Are print books better than ebooks when reading with toddlers – or are they just the same?
Does story time with an ebook change how parents and toddlers interact?
Deciding what book to read isn’t the only choice families now make at story time — moms, dads and kids must also choose between the print or electronic version.
A book on paper and a book on a tablet: aren’t they pretty much the same thing?
It turns out the answer is no. In fact, a new study suggests that traditional print books may have a decided edge over ebooks when it comes to reading with toddlers, and creating the kind of quality time that is so vital between parents and their children.
The research, led by University of Michigan C.S. Mott Children’s Hospital and involving 37 parent-toddler pairs, found that parents and children verbalized and interacted less with ebooks than with print books.
“Shared reading promotes children’s language development, literacy and bonding with parents. We wanted to learn how electronics might change this experience,” says lead author Tiffany Munzer, MD, a fellow in developmental behavioral pediatrics at Mott.
“We found that when parents and children read print books, they talked more frequently and the quality of their interactions were better.”
Reading with toddlers: Story formats are not all the same
The parent-toddler pairs in the study used three book formats: print books, basic electronic books on a tablet, and enhanced ebooks featuring additions like sound effects and animation.
With ebooks, not only did the pairs interact less, but parents tended to talk less about the story, and more about the technology itself. Sometimes this included instructions about the device, such as telling children not to push buttons or change the volume.
Reading time with toddlers and preschoolers also lends itself to open-ended questions, such as asking children what they thought of the book or characters.
Boost engagement, boost literacy
Munzer says these practices, involving comments and questions that go beyond content, are believed to promote child expressive language, engagement, and literacy.
“Parents strengthen their children’s ability to acquire knowledge by relating new content to their children’s lived experiences,” Munzer says. “Research tells us that parent-led conversations is especially important for toddlers because they learn and retain new information better from in-person interactions than from digital media.”
However, such practices occurred less frequently with electronic books, with parents asking fewer simple questions and commenting less about the storyline compared with print books.
The study, which appeared in the journal Pediatrics, suggests that electronic book enhancements were likely interfering with parents’ ability to engage in parent-guided conversation during reading.
Munzer adds that nonverbal interactions, including warmth, closeness and enthusiasm during reading time also create positive associations with reading that will likely stick with children as they get older.
At least forget the tech bells & whistles
Authors recommend that future studies examine specific aspects of tablet-book design that support parent-child interaction.
Parents who do choose to read electronic books with toddlers should also consider engaging as they would with the print version, and minimize focus on elements of the technology itself.

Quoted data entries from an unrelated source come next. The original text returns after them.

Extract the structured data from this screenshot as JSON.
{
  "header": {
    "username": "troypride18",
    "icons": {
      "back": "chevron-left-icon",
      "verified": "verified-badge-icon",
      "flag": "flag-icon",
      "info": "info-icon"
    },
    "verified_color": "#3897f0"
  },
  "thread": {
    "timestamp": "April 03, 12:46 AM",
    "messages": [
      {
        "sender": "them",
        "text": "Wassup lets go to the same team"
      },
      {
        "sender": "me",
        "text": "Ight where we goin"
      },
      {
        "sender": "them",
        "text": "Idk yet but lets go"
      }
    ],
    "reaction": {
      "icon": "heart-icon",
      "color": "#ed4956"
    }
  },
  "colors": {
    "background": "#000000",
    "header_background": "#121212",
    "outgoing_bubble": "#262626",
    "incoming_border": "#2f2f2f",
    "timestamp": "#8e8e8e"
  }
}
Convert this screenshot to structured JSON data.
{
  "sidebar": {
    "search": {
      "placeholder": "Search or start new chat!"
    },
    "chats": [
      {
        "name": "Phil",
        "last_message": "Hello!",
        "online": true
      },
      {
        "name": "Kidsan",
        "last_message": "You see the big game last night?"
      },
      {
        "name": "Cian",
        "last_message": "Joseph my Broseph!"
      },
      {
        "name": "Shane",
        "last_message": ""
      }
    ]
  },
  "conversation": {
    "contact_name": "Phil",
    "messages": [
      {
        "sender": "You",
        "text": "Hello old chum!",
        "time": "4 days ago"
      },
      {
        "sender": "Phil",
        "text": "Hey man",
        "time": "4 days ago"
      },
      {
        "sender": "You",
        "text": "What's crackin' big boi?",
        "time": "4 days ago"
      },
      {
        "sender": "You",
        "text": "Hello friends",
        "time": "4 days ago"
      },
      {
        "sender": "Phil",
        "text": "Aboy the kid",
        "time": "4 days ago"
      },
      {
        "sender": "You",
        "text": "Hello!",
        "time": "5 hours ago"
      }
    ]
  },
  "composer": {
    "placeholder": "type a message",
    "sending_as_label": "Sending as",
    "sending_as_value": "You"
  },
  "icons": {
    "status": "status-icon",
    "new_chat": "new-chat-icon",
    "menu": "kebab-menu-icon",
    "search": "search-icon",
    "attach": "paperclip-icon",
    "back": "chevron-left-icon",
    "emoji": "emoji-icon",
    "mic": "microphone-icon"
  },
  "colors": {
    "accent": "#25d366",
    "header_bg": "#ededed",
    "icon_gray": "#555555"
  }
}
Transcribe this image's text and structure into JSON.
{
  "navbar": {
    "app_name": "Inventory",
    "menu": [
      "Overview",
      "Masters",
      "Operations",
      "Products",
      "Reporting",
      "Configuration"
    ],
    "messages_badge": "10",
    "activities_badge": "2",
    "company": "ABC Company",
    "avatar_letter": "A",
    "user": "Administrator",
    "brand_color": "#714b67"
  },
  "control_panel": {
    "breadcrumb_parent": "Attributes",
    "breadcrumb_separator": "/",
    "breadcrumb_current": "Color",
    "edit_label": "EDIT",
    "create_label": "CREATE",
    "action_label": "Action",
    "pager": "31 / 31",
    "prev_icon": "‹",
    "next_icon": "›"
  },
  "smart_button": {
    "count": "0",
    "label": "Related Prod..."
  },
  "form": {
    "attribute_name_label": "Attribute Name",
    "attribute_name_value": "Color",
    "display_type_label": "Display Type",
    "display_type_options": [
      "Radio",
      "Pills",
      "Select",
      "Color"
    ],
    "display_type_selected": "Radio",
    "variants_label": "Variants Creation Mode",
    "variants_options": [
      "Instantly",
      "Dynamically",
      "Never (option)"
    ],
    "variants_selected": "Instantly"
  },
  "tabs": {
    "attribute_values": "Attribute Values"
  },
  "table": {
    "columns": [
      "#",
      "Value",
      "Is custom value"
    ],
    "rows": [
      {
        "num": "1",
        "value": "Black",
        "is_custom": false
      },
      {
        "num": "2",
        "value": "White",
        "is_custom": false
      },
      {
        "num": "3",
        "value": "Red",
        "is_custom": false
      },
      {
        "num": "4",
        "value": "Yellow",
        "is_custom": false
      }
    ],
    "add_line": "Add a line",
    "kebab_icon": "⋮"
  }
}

“Reading together is not only a cherished family ritual in many homes, but one of the most important developmental activities parents can engage in with their children,” says senior author Jenny Radesky, MD, developmental behavioral pediatrician at Mott.
“Our findings suggest that print books elicit a higher quality parent-toddler reading experience compared with ebooks.
Says Radesky, “Pediatricians may wish to continue encouraging parents to read print books with their kids, especially for toddlers and young children who still need support from their parents to learn from any form of media.”